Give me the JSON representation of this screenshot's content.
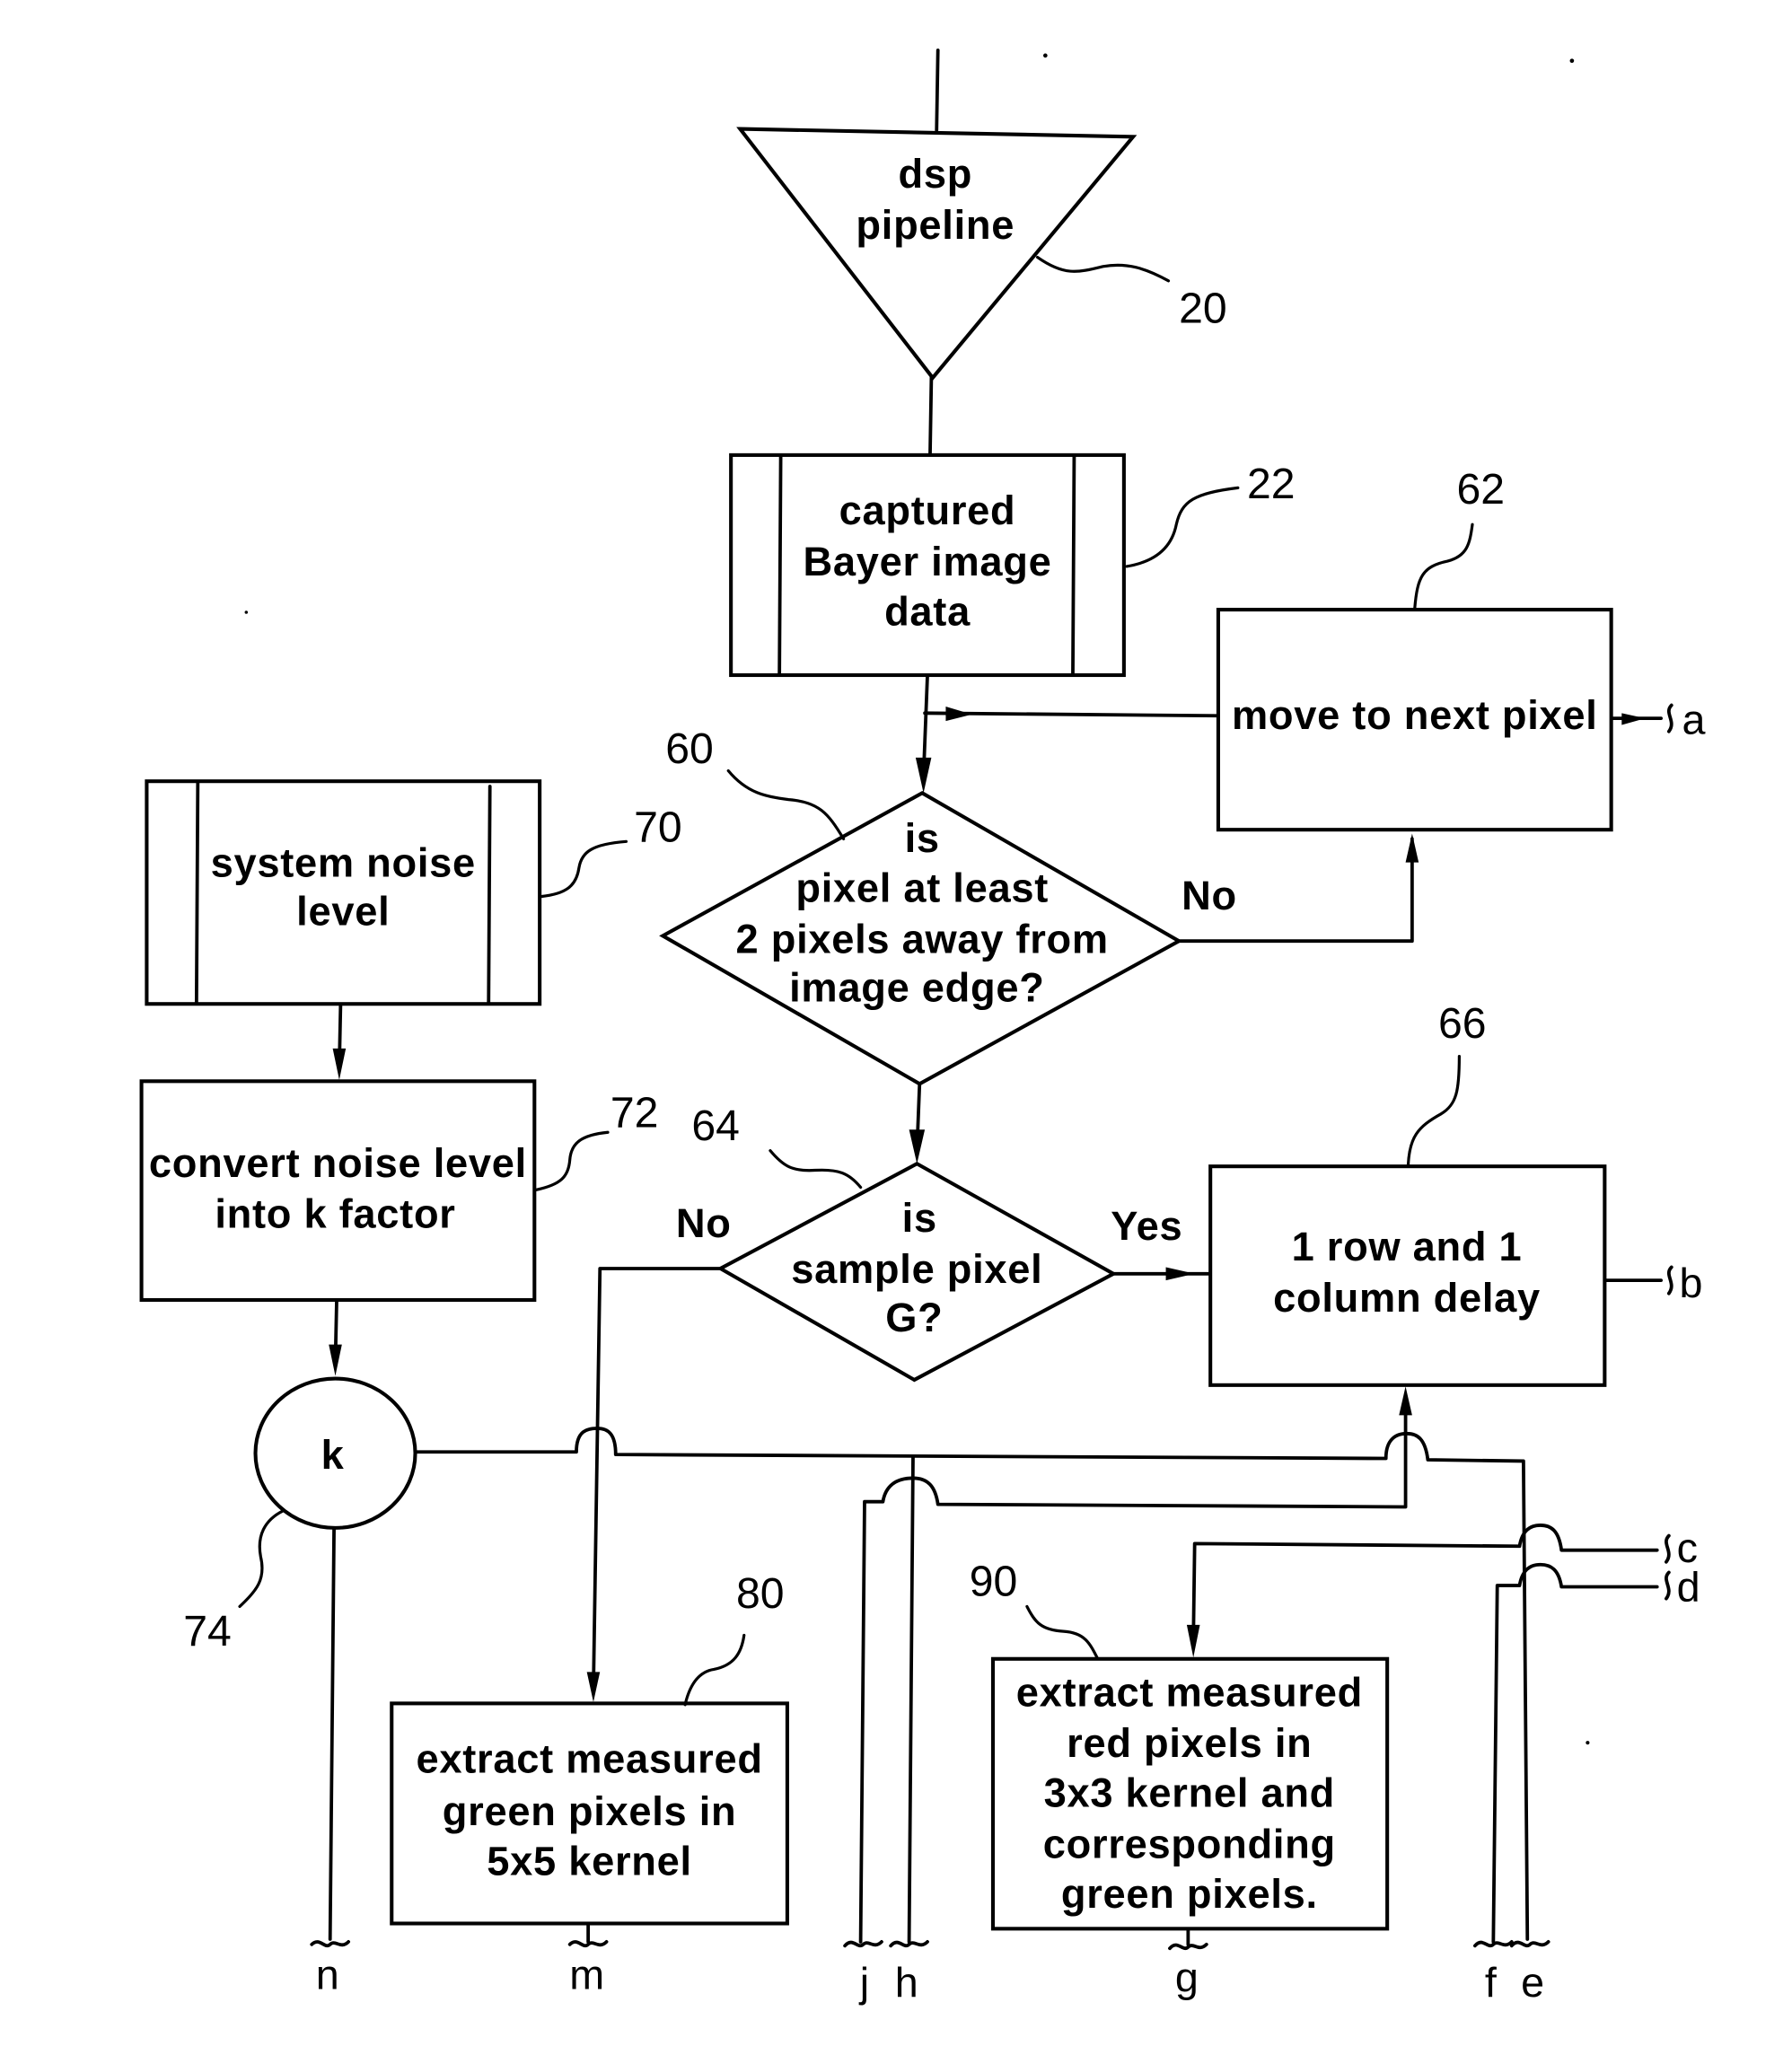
{
  "figure": {
    "type": "flowchart",
    "nodes": {
      "dsp_pipeline": {
        "ref": "20",
        "shape": "triangle",
        "lines": [
          "dsp",
          "pipeline"
        ]
      },
      "bayer_data": {
        "ref": "22",
        "shape": "predefined-process",
        "lines": [
          "captured",
          "Bayer image",
          "data"
        ]
      },
      "edge_check": {
        "ref": "60",
        "shape": "decision",
        "lines": [
          "is",
          "pixel at least",
          "2 pixels away from",
          "image edge?"
        ]
      },
      "next_pixel": {
        "ref": "62",
        "shape": "process",
        "lines": [
          "move to next pixel"
        ]
      },
      "green_check": {
        "ref": "64",
        "shape": "decision",
        "lines": [
          "is",
          "sample pixel",
          "G?"
        ]
      },
      "delay": {
        "ref": "66",
        "shape": "process",
        "lines": [
          "1 row and 1",
          "column delay"
        ]
      },
      "noise_level": {
        "ref": "70",
        "shape": "predefined-process",
        "lines": [
          "system noise",
          "level"
        ]
      },
      "k_factor": {
        "ref": "72",
        "shape": "process",
        "lines": [
          "convert noise level",
          "into k factor"
        ]
      },
      "k": {
        "ref": "74",
        "shape": "circle",
        "lines": [
          "k"
        ]
      },
      "green_extract": {
        "ref": "80",
        "shape": "process",
        "lines": [
          "extract measured",
          "green pixels in",
          "5x5 kernel"
        ]
      },
      "red_extract": {
        "ref": "90",
        "shape": "process",
        "lines": [
          "extract measured",
          "red pixels in",
          "3x3 kernel and",
          "corresponding",
          "green pixels."
        ]
      }
    },
    "edge_labels": {
      "edge_no": "No",
      "green_no": "No",
      "green_yes": "Yes"
    },
    "connectors": {
      "a": "a",
      "b": "b",
      "c": "c",
      "d": "d",
      "e": "e",
      "f": "f",
      "g": "g",
      "h": "h",
      "j": "j",
      "m": "m",
      "n": "n"
    },
    "edges": [
      [
        "input",
        "dsp_pipeline"
      ],
      [
        "dsp_pipeline",
        "bayer_data"
      ],
      [
        "bayer_data",
        "edge_check"
      ],
      [
        "next_pixel",
        "edge_check"
      ],
      [
        "edge_check",
        "next_pixel",
        "No"
      ],
      [
        "edge_check",
        "green_check"
      ],
      [
        "green_check",
        "delay",
        "Yes"
      ],
      [
        "green_check",
        "green_extract",
        "No"
      ],
      [
        "noise_level",
        "k_factor"
      ],
      [
        "k_factor",
        "k"
      ],
      [
        "j",
        "delay"
      ],
      [
        "c",
        "red_extract"
      ]
    ]
  }
}
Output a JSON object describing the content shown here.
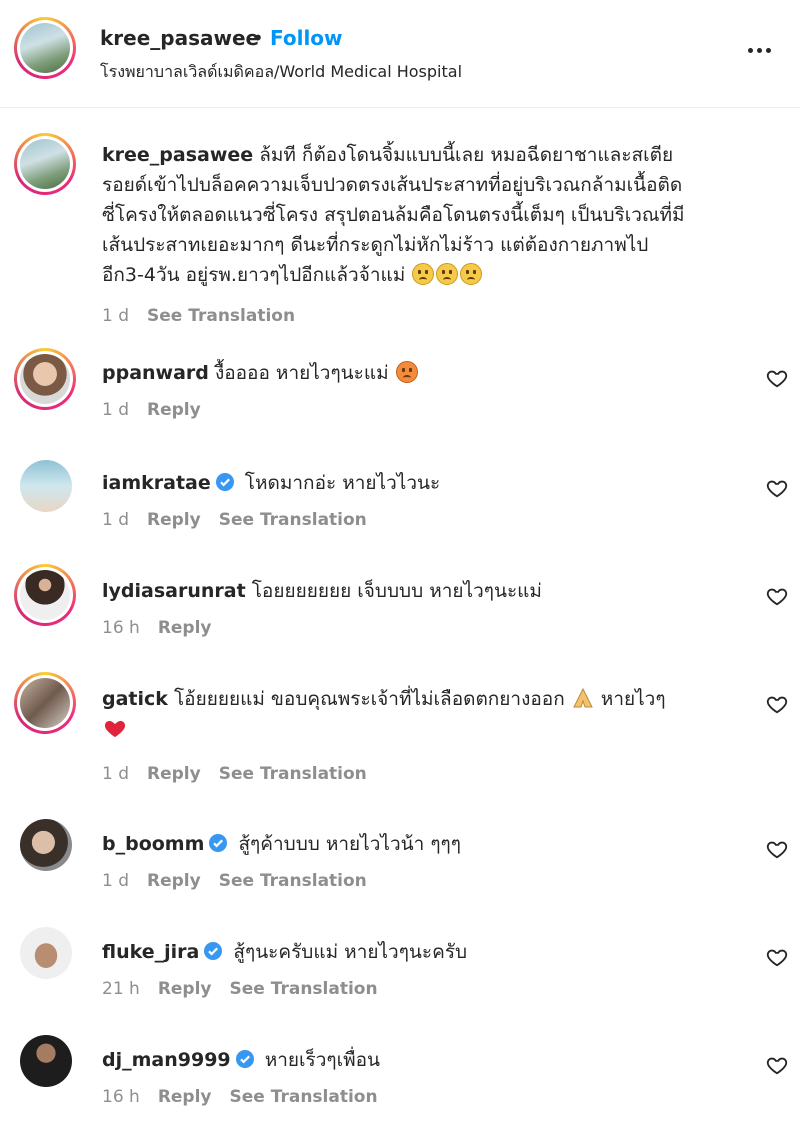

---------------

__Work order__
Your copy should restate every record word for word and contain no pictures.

__Response area__
Give me the JSON representation of this screenshot's content.
{
  "figure": {
    "type": "flowchart",
    "nodes": {
      "dsp_pipeline": {
        "ref": "20",
        "shape": "triangle",
        "lines": [
          "dsp",
          "pipeline"
        ]
      },
      "bayer_data": {
        "ref": "22",
        "shape": "predefined-process",
        "lines": [
          "captured",
          "Bayer image",
          "data"
        ]
      },
      "edge_check": {
        "ref": "60",
        "shape": "decision",
        "lines": [
          "is",
          "pixel at least",
          "2 pixels away from",
          "image edge?"
        ]
      },
      "next_pixel": {
        "ref": "62",
        "shape": "process",
        "lines": [
          "move to next pixel"
        ]
      },
      "green_check": {
        "ref": "64",
        "shape": "decision",
        "lines": [
          "is",
          "sample pixel",
          "G?"
        ]
      },
      "delay": {
        "ref": "66",
        "shape": "process",
        "lines": [
          "1 row and 1",
          "column delay"
        ]
      },
      "noise_level": {
        "ref": "70",
        "shape": "predefined-process",
        "lines": [
          "system noise",
          "level"
        ]
      },
      "k_factor": {
        "ref": "72",
        "shape": "process",
        "lines": [
          "convert noise level",
          "into k factor"
        ]
      },
      "k": {
        "ref": "74",
        "shape": "circle",
        "lines": [
          "k"
        ]
      },
      "green_extract": {
        "ref": "80",
        "shape": "process",
        "lines": [
          "extract measured",
          "green pixels in",
          "5x5 kernel"
        ]
      },
      "red_extract": {
        "ref": "90",
        "shape": "process",
        "lines": [
          "extract measured",
          "red pixels in",
          "3x3 kernel and",
          "corresponding",
          "green pixels."
        ]
      }
    },
    "edge_labels": {
      "edge_no": "No",
      "green_no": "No",
      "green_yes": "Yes"
    },
    "connectors": {
      "a": "a",
      "b": "b",
      "c": "c",
      "d": "d",
      "e": "e",
      "f": "f",
      "g": "g",
      "h": "h",
      "j": "j",
      "m": "m",
      "n": "n"
    },
    "edges": [
      [
        "input",
        "dsp_pipeline"
      ],
      [
        "dsp_pipeline",
        "bayer_data"
      ],
      [
        "bayer_data",
        "edge_check"
      ],
      [
        "next_pixel",
        "edge_check"
      ],
      [
        "edge_check",
        "next_pixel",
        "No"
      ],
      [
        "edge_check",
        "green_check"
      ],
      [
        "green_check",
        "delay",
        "Yes"
      ],
      [
        "green_check",
        "green_extract",
        "No"
      ],
      [
        "noise_level",
        "k_factor"
      ],
      [
        "k_factor",
        "k"
      ],
      [
        "j",
        "delay"
      ],
      [
        "c",
        "red_extract"
      ]
    ]
  }
}
Output a JSON object describing the content shown here.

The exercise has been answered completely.